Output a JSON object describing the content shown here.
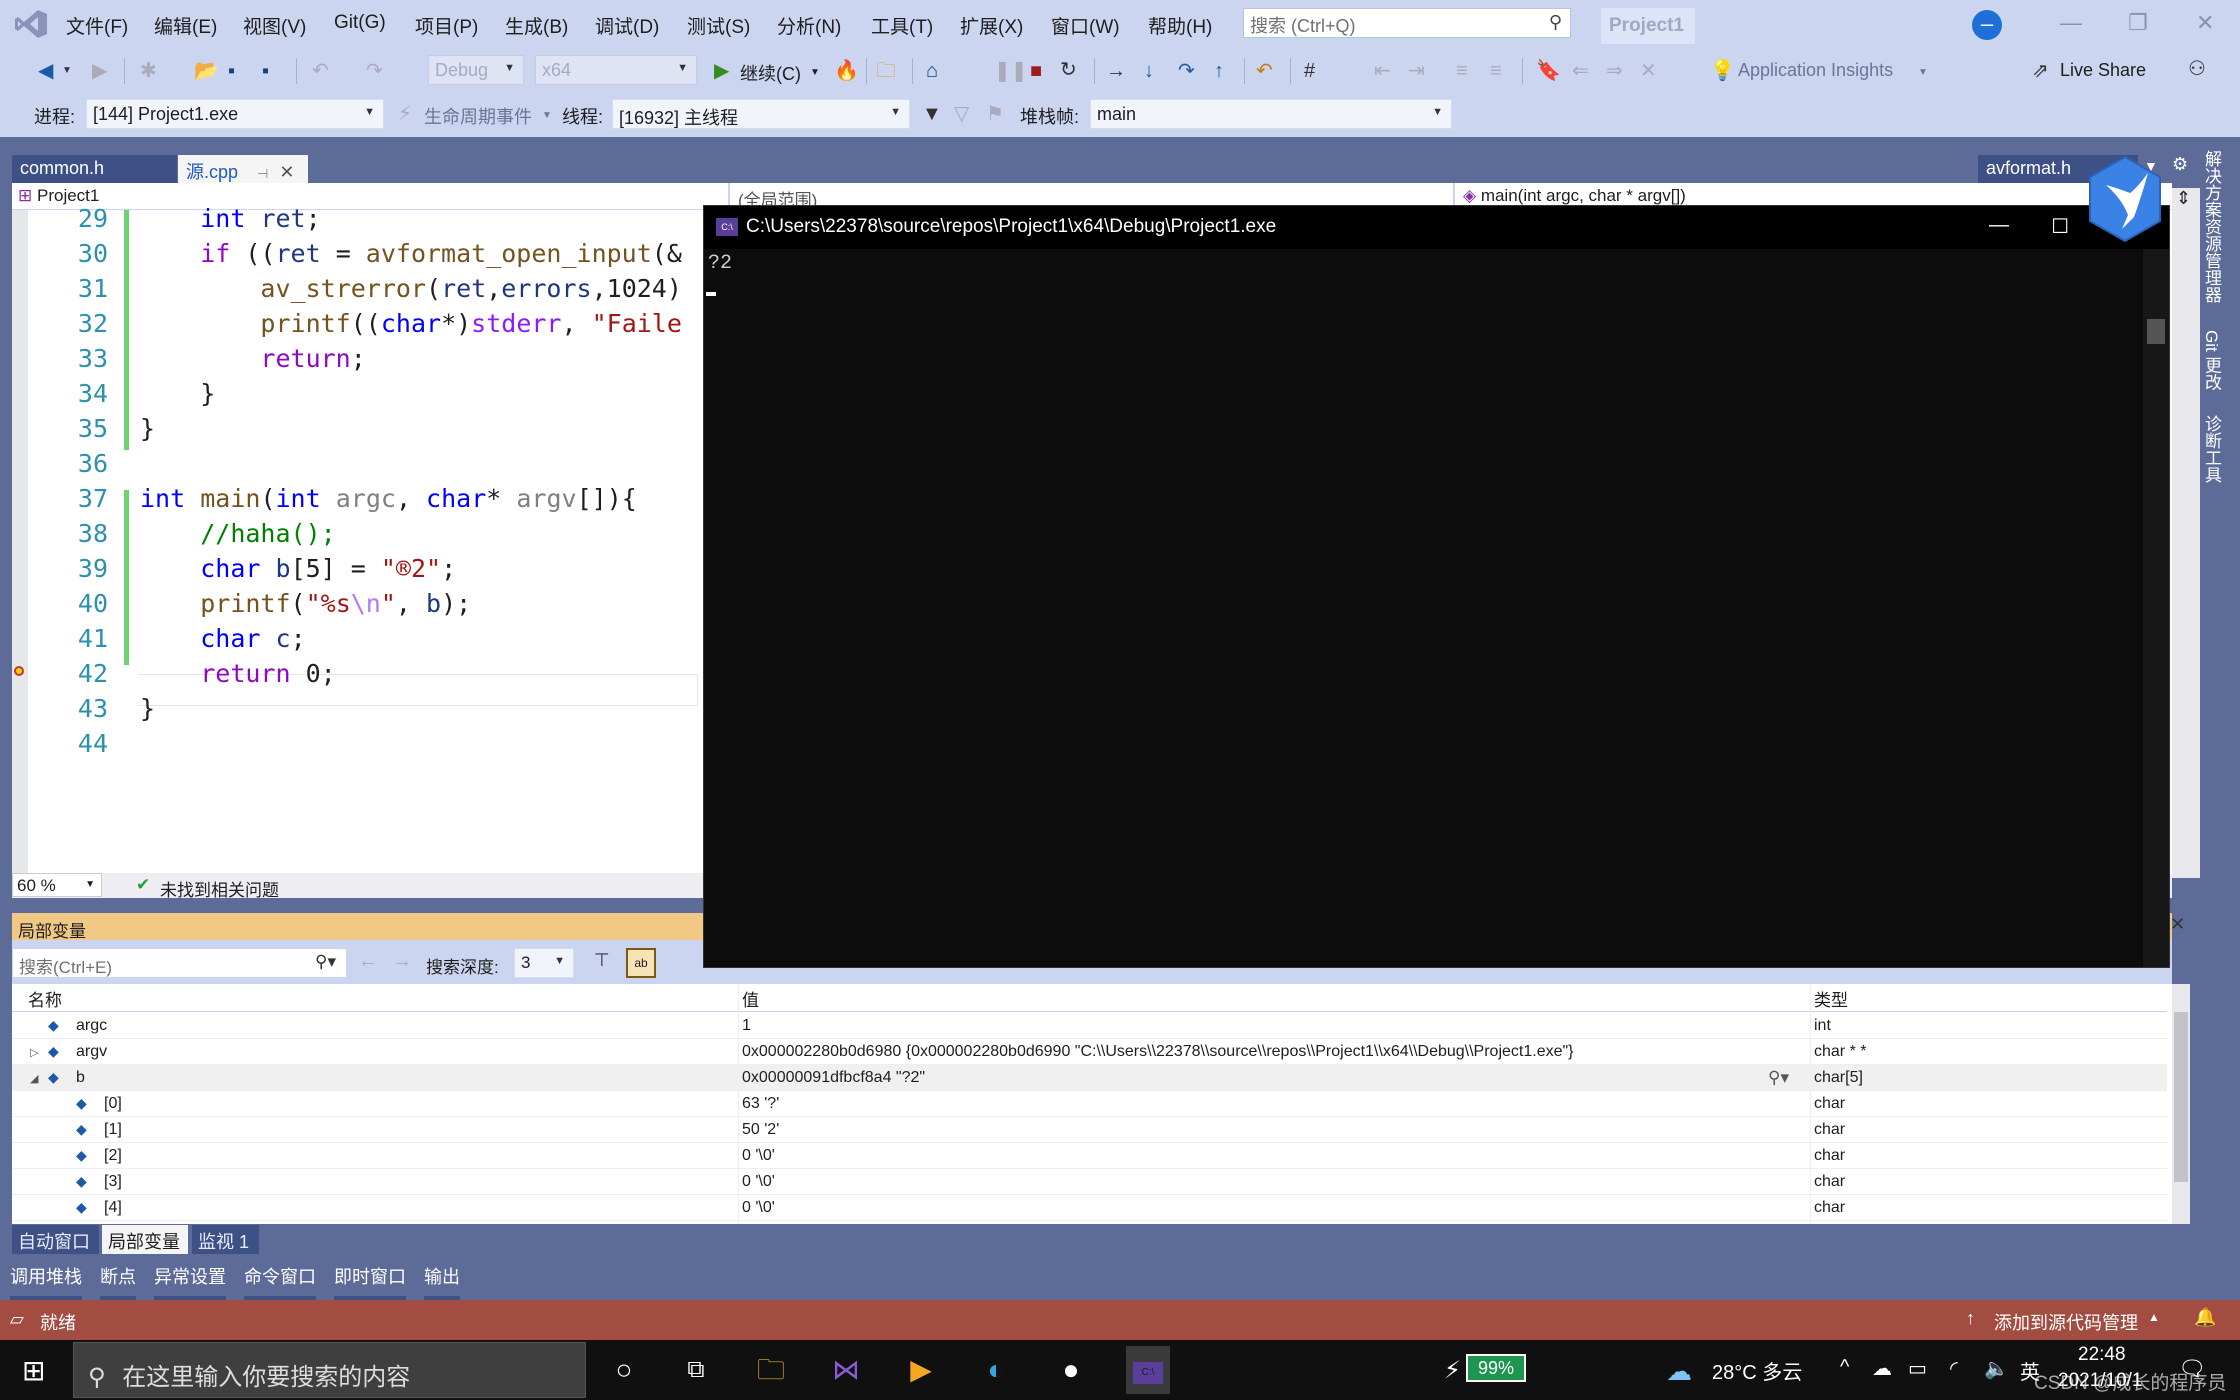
{
  "menubar": {
    "items": [
      "文件(F)",
      "编辑(E)",
      "视图(V)",
      "Git(G)",
      "项目(P)",
      "生成(B)",
      "调试(D)",
      "测试(S)",
      "分析(N)",
      "工具(T)",
      "扩展(X)",
      "窗口(W)",
      "帮助(H)"
    ],
    "search_placeholder": "搜索 (Ctrl+Q)",
    "project_title": "Project1"
  },
  "toolbar": {
    "config": "Debug",
    "platform": "x64",
    "continue_label": "继续(C)",
    "app_insights_label": "Application Insights",
    "live_share_label": "Live Share"
  },
  "debug_toolbar": {
    "process_label": "进程:",
    "process_value": "[144] Project1.exe",
    "lifecycle_label": "生命周期事件",
    "thread_label": "线程:",
    "thread_value": "[16932] 主线程",
    "stackframe_label": "堆栈帧:",
    "stackframe_value": "main"
  },
  "doc_tabs": [
    {
      "label": "common.h",
      "active": false
    },
    {
      "label": "源.cpp",
      "active": true
    }
  ],
  "right_doc_tab": "avformat.h",
  "navbar": {
    "project": "Project1",
    "scope": "(全局范围)",
    "member": "main(int argc, char * argv[])"
  },
  "editor": {
    "lines": [
      {
        "num": "29",
        "html": "    <span class='kw'>int</span> <span class='var'>ret</span>;"
      },
      {
        "num": "30",
        "html": "    <span class='ctrl'>if</span> ((<span class='var'>ret</span> = <span class='fn'>avformat_open_input</span>(&amp;"
      },
      {
        "num": "31",
        "html": "        <span class='fn'>av_strerror</span>(<span class='var'>ret</span>,<span class='var'>errors</span>,1024)"
      },
      {
        "num": "32",
        "html": "        <span class='fn'>printf</span>((<span class='kw'>char</span>*)<span class='glb'>stderr</span>, <span class='str'>\"Faile</span>"
      },
      {
        "num": "33",
        "html": "        <span class='ctrl'>return</span>;"
      },
      {
        "num": "34",
        "html": "    }"
      },
      {
        "num": "35",
        "html": "}"
      },
      {
        "num": "36",
        "html": ""
      },
      {
        "num": "37",
        "html": "<span class='kw'>int</span> <span class='fn'>main</span>(<span class='kw'>int</span> <span class='par'>argc</span>, <span class='kw'>char</span>* <span class='par'>argv</span>[]){"
      },
      {
        "num": "38",
        "html": "    <span class='cm'>//haha();</span>"
      },
      {
        "num": "39",
        "html": "    <span class='kw'>char</span> <span class='var'>b</span>[5] = <span class='str'>\"®2\"</span>;"
      },
      {
        "num": "40",
        "html": "    <span class='fn'>printf</span>(<span class='str'>\"%s</span><span class='esc'>\\n</span><span class='str'>\"</span>, <span class='var'>b</span>);"
      },
      {
        "num": "41",
        "html": "    <span class='kw'>char</span> <span class='var'>c</span>;"
      },
      {
        "num": "42",
        "html": "    <span class='ctrl'>return</span> 0;"
      },
      {
        "num": "43",
        "html": "}"
      },
      {
        "num": "44",
        "html": ""
      }
    ],
    "zoom": "60 %",
    "issues": "未找到相关问题"
  },
  "console": {
    "title": "C:\\Users\\22378\\source\\repos\\Project1\\x64\\Debug\\Project1.exe",
    "output": "?2"
  },
  "right_sidebar": [
    "解决方案资源管理器",
    "Git 更改",
    "诊断工具"
  ],
  "locals": {
    "title": "局部变量",
    "search_placeholder": "搜索(Ctrl+E)",
    "depth_label": "搜索深度:",
    "depth_value": "3",
    "columns": [
      "名称",
      "值",
      "类型"
    ],
    "rows": [
      {
        "name": "argc",
        "value": "1",
        "type": "int",
        "indent": 0,
        "expander": ""
      },
      {
        "name": "argv",
        "value": "0x000002280b0d6980 {0x000002280b0d6990 \"C:\\\\Users\\\\22378\\\\source\\\\repos\\\\Project1\\\\x64\\\\Debug\\\\Project1.exe\"}",
        "type": "char * *",
        "indent": 0,
        "expander": "▷"
      },
      {
        "name": "b",
        "value": "0x00000091dfbcf8a4 \"?2\"",
        "type": "char[5]",
        "indent": 0,
        "expander": "◢"
      },
      {
        "name": "[0]",
        "value": "63 '?'",
        "type": "char",
        "indent": 1,
        "expander": ""
      },
      {
        "name": "[1]",
        "value": "50 '2'",
        "type": "char",
        "indent": 1,
        "expander": ""
      },
      {
        "name": "[2]",
        "value": "0 '\\0'",
        "type": "char",
        "indent": 1,
        "expander": ""
      },
      {
        "name": "[3]",
        "value": "0 '\\0'",
        "type": "char",
        "indent": 1,
        "expander": ""
      },
      {
        "name": "[4]",
        "value": "0 '\\0'",
        "type": "char",
        "indent": 1,
        "expander": ""
      }
    ]
  },
  "bottom_tabs": [
    {
      "label": "自动窗口",
      "active": false
    },
    {
      "label": "局部变量",
      "active": true
    },
    {
      "label": "监视 1",
      "active": false
    }
  ],
  "tool_tabs": [
    "调用堆栈",
    "断点",
    "异常设置",
    "命令窗口",
    "即时窗口",
    "输出"
  ],
  "statusbar": {
    "ready": "就绪",
    "source_control": "添加到源代码管理"
  },
  "taskbar": {
    "search_placeholder": "在这里输入你要搜索的内容",
    "battery": "99%",
    "weather": "28°C 多云",
    "ime": "英",
    "time": "22:48",
    "date": "2021/10/1",
    "watermark": "CSDN @成长的程序员"
  },
  "colors": {
    "statusbar": "#a34c42",
    "locals_title": "#f2c984",
    "chrome": "#ccd5f0",
    "frame": "#5d6b99"
  }
}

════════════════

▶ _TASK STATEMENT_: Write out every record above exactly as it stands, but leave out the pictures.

▶ _TASK OUTPUT_:
Output a JSON object describing the content shown here.
{
  "menubar": {
    "items": [
      "文件(F)",
      "编辑(E)",
      "视图(V)",
      "Git(G)",
      "项目(P)",
      "生成(B)",
      "调试(D)",
      "测试(S)",
      "分析(N)",
      "工具(T)",
      "扩展(X)",
      "窗口(W)",
      "帮助(H)"
    ],
    "search_placeholder": "搜索 (Ctrl+Q)",
    "project_title": "Project1"
  },
  "toolbar": {
    "config": "Debug",
    "platform": "x64",
    "continue_label": "继续(C)",
    "app_insights_label": "Application Insights",
    "live_share_label": "Live Share"
  },
  "debug_toolbar": {
    "process_label": "进程:",
    "process_value": "[144] Project1.exe",
    "lifecycle_label": "生命周期事件",
    "thread_label": "线程:",
    "thread_value": "[16932] 主线程",
    "stackframe_label": "堆栈帧:",
    "stackframe_value": "main"
  },
  "doc_tabs": [
    {
      "label": "common.h",
      "active": false
    },
    {
      "label": "源.cpp",
      "active": true
    }
  ],
  "right_doc_tab": "avformat.h",
  "navbar": {
    "project": "Project1",
    "scope": "(全局范围)",
    "member": "main(int argc, char * argv[])"
  },
  "editor": {
    "lines": [
      {
        "num": "29",
        "html": "    <span class='kw'>int</span> <span class='var'>ret</span>;"
      },
      {
        "num": "30",
        "html": "    <span class='ctrl'>if</span> ((<span class='var'>ret</span> = <span class='fn'>avformat_open_input</span>(&amp;"
      },
      {
        "num": "31",
        "html": "        <span class='fn'>av_strerror</span>(<span class='var'>ret</span>,<span class='var'>errors</span>,1024)"
      },
      {
        "num": "32",
        "html": "        <span class='fn'>printf</span>((<span class='kw'>char</span>*)<span class='glb'>stderr</span>, <span class='str'>\"Faile</span>"
      },
      {
        "num": "33",
        "html": "        <span class='ctrl'>return</span>;"
      },
      {
        "num": "34",
        "html": "    }"
      },
      {
        "num": "35",
        "html": "}"
      },
      {
        "num": "36",
        "html": ""
      },
      {
        "num": "37",
        "html": "<span class='kw'>int</span> <span class='fn'>main</span>(<span class='kw'>int</span> <span class='par'>argc</span>, <span class='kw'>char</span>* <span class='par'>argv</span>[]){"
      },
      {
        "num": "38",
        "html": "    <span class='cm'>//haha();</span>"
      },
      {
        "num": "39",
        "html": "    <span class='kw'>char</span> <span class='var'>b</span>[5] = <span class='str'>\"®2\"</span>;"
      },
      {
        "num": "40",
        "html": "    <span class='fn'>printf</span>(<span class='str'>\"%s</span><span class='esc'>\\n</span><span class='str'>\"</span>, <span class='var'>b</span>);"
      },
      {
        "num": "41",
        "html": "    <span class='kw'>char</span> <span class='var'>c</span>;"
      },
      {
        "num": "42",
        "html": "    <span class='ctrl'>return</span> 0;"
      },
      {
        "num": "43",
        "html": "}"
      },
      {
        "num": "44",
        "html": ""
      }
    ],
    "zoom": "60 %",
    "issues": "未找到相关问题"
  },
  "console": {
    "title": "C:\\Users\\22378\\source\\repos\\Project1\\x64\\Debug\\Project1.exe",
    "output": "?2"
  },
  "right_sidebar": [
    "解决方案资源管理器",
    "Git 更改",
    "诊断工具"
  ],
  "locals": {
    "title": "局部变量",
    "search_placeholder": "搜索(Ctrl+E)",
    "depth_label": "搜索深度:",
    "depth_value": "3",
    "columns": [
      "名称",
      "值",
      "类型"
    ],
    "rows": [
      {
        "name": "argc",
        "value": "1",
        "type": "int",
        "indent": 0,
        "expander": ""
      },
      {
        "name": "argv",
        "value": "0x000002280b0d6980 {0x000002280b0d6990 \"C:\\\\Users\\\\22378\\\\source\\\\repos\\\\Project1\\\\x64\\\\Debug\\\\Project1.exe\"}",
        "type": "char * *",
        "indent": 0,
        "expander": "▷"
      },
      {
        "name": "b",
        "value": "0x00000091dfbcf8a4 \"?2\"",
        "type": "char[5]",
        "indent": 0,
        "expander": "◢"
      },
      {
        "name": "[0]",
        "value": "63 '?'",
        "type": "char",
        "indent": 1,
        "expander": ""
      },
      {
        "name": "[1]",
        "value": "50 '2'",
        "type": "char",
        "indent": 1,
        "expander": ""
      },
      {
        "name": "[2]",
        "value": "0 '\\0'",
        "type": "char",
        "indent": 1,
        "expander": ""
      },
      {
        "name": "[3]",
        "value": "0 '\\0'",
        "type": "char",
        "indent": 1,
        "expander": ""
      },
      {
        "name": "[4]",
        "value": "0 '\\0'",
        "type": "char",
        "indent": 1,
        "expander": ""
      }
    ]
  },
  "bottom_tabs": [
    {
      "label": "自动窗口",
      "active": false
    },
    {
      "label": "局部变量",
      "active": true
    },
    {
      "label": "监视 1",
      "active": false
    }
  ],
  "tool_tabs": [
    "调用堆栈",
    "断点",
    "异常设置",
    "命令窗口",
    "即时窗口",
    "输出"
  ],
  "statusbar": {
    "ready": "就绪",
    "source_control": "添加到源代码管理"
  },
  "taskbar": {
    "search_placeholder": "在这里输入你要搜索的内容",
    "battery": "99%",
    "weather": "28°C 多云",
    "ime": "英",
    "time": "22:48",
    "date": "2021/10/1",
    "watermark": "CSDN @成长的程序员"
  },
  "colors": {
    "statusbar": "#a34c42",
    "locals_title": "#f2c984",
    "chrome": "#ccd5f0",
    "frame": "#5d6b99"
  }
}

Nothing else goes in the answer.